Let go of everything you knew about fairness. Every child is different – emotional needs, personality styles, communication styles, love languages, etc., so treating your kids the same in trying to create ‘fair’ outcomes gets in the way of what your teens might consider amicable and fair. As much as watching your teens argue hurts, the resolution is about them, not you.

Setting boundaries around how you and your teens and tweens treat each other in conflict is critical for creating the safety necessary to approach a resolution. I believe basic respect and dignity for everyone is paramount and it starts with you modeling that with your teens and partner.

How we agree to be when we’re angry or when we’re upset with each other

  • No name-calling
  • No blaming or criticizing
  • Equal opportunity to be heard
  • Don’t force a resolution if they aren’t ready
  • Encourage conversation with open-ended questions, including removing yourself from the conversation so your teens can do this on their own
  • Ask your teens what they’d like to add to this to create respect and safety

Now what?

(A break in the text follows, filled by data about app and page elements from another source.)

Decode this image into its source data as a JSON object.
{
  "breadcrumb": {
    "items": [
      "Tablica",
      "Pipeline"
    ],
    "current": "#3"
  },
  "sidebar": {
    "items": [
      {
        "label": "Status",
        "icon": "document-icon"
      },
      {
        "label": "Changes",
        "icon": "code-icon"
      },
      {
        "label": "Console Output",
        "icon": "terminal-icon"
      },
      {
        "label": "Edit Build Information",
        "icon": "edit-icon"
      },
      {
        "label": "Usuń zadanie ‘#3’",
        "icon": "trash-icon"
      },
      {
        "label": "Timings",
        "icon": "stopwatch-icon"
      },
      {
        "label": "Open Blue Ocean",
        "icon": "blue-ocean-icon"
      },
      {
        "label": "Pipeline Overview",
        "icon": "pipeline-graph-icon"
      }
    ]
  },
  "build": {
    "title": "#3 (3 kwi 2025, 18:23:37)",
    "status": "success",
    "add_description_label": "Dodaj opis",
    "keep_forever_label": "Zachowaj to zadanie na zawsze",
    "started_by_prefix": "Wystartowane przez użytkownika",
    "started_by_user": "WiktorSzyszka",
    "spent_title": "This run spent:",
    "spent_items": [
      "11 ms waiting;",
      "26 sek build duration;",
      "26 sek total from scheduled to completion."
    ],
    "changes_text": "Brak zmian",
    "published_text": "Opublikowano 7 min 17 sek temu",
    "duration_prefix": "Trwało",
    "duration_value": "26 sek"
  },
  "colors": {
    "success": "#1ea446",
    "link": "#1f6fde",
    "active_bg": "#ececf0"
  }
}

  1. Let go of the ‘kiss and makeup’ Disney ending
  2. Normalize feelings including anger (watch the video)
  3. Help them clarify the issue to focus the conversation and resolution
  4. Demonstrate ownership using I language to move away from projecting feelings on others (watch the video)
  5. Praise equally, but for unique talents and gift (this isn’t about leveling the playing field or make them the same)
  6. Be careful of using comparisons that fuels competition
  7. Encourage your teens to talk a break to cool and agree to reconvene after 5-10 minutes
  8. Empower your teens to create their own resolutions so they take greater ownership of the outcome

And lastly, use The Talking Stick

Your brain is so complex that the unconscious processing of emotional/relational data happens in nanoseconds. Your conscious brain is only catching every sixth thought or so which is one of the reasons conflict escalates so quickly.

The Talking stick, used in many Indigenous cultures, is an ancient and powerful “communication tool” that ensures a respectful code of conduct during meetings to slow the conversation down and allow for more thoughtful responses and intentional, active listening.

In this case, use whatever object is closest – toothbrush, cat toy, earbud, pen. Let your teens decide who will go first.

  1. The person holding the talking stick speaks in short chunks, not a lecture, so the listener can keep up.
  2. When the talker is complete their first turn, they put the talking stick down or give it to you (reducing contact can help keep things calm).
  3. The listener picks up the talking stick (or you pass it to them) and they can either respond to what was said or share their own thought.
  4. This process goes back and forth until one or both of the following occur
    1. The situation feels deescalated because they both had a chance to speak and be heard, but aren’t ready for or don’t need a resolution
    2. They’re ready to name the issue and brainstorm a solution, continuing to use the talking stick to make clear requests and negotiate

If this all feels complicated and overwhelming, I understand. Until my coach training, I was never taught these skills. 

You’re doing the best you can, and it still feels hard and defeating some days. You don’t have to do it alone, click the link below to join my FREE masterclass and learn my 3 pillars for creating an honest, connected relationship that lasts a lifetime, WITHOUT having to be a perfect parent.